Research Projects

Research and development of novel continuous HPLC-CE 2D separation technology, Nanjing Zhengchun Tech.

 

Journal Articles

1.    Tong, W., Warren, D., Seah, N. E., Laxmikanthan, G., Van Duyne, G. D., and Landy, A. (2014). Mapping the λ Integrase Bridges in The Nucleoprotein Holliday Junction Intermediates of Viral Integrative and Excisive Recombination. PNAS. 111(34), 12366-12371.

2.    Seah, N. E., Warren, D., Tong, W., Laxmikanthan, G., Van Duyne, G. D., and Landy, A. (2014). Nucleoprotein Architectures Regulating the Directionality of Viral Integration and Excision. PNAS. 111(34), 12372-12377.

3.    Wei, X., Tong, W., Fidler, V., and Zimmt, M. B. (2012). Reactive Capture of Gold Nanoparticles by Strongly Physisorbed Monolayers on Graphite. J. Coll. Interf. Sci., 387(1) 221-227.

4.    Tong, W., Xue, Y., and Zimmt, M. B. (2010). Morphology Control and Monolayer Patterning with CF2 Groups: An STM Study. J. Phys. Chem. C 114(48), 20783-20792.

5.    Tong, W., Wei, X., and Zimmt, M. B. (2009). Dipolar Control of Monolayer Morphology on Graphite: Self-assembly of Anthracenes with Odd Length Diether Side Chains. J. Phys. Chem C 113(39), 17104-17113.

6.    Tong, W., Wei, Y., Armbrust, K. W., and Zimmt, M. B. (2009). Dipolar Side Chain Control of Monolayer Morphology: Symmetrically Substituted 1,5-(Mono- and diether) Anthracenes at the Solution-HOPG Interface. Langmuir 25, 2913-2923.

7.    Wei, Y., Tong, W., and Zimmt, M. B. (2008). Self-Assembly of Patterned Monolayers with Nanometer Features: Molecular Selection Based on Dipole Interactions and Chain Length. J. Am. Chem. Soc. 130, 3399-3405.

8.    Wei, Y., Tong, W., Wise, C., Wei, X., Armbrust, K., and Zimmt, M. B. (2006). Dipolar Control of Monolayer Morphology: Spontaneous SAM Patterning. J. Am. Chem. Soc. 128, 13362-13363.

 

Honors and Awards
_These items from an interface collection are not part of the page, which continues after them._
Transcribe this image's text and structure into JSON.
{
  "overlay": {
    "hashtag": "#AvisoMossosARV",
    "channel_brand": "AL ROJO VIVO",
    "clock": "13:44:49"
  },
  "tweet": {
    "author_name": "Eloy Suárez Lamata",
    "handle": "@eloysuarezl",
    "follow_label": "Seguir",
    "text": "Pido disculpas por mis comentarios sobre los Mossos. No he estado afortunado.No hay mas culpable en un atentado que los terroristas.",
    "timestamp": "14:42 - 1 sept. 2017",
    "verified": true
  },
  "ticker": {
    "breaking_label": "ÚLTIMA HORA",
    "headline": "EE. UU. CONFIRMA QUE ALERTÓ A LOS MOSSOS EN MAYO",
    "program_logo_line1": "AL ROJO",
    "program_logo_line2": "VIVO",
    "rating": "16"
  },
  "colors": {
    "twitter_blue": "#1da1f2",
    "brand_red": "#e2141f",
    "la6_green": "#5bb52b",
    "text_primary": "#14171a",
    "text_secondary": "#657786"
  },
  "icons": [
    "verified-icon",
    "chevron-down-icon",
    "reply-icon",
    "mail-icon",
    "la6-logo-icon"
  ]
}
The Sigma Xi Award for Excellence in Research and High Potential for Further Contributions to Science, Brown University Chapter of Sigma Xi, 2009

 

Academic Title

Youth Academic Committee, China Association for Instrumental Analysis

 

Contact

Email:wjtong@njnu.edu.cn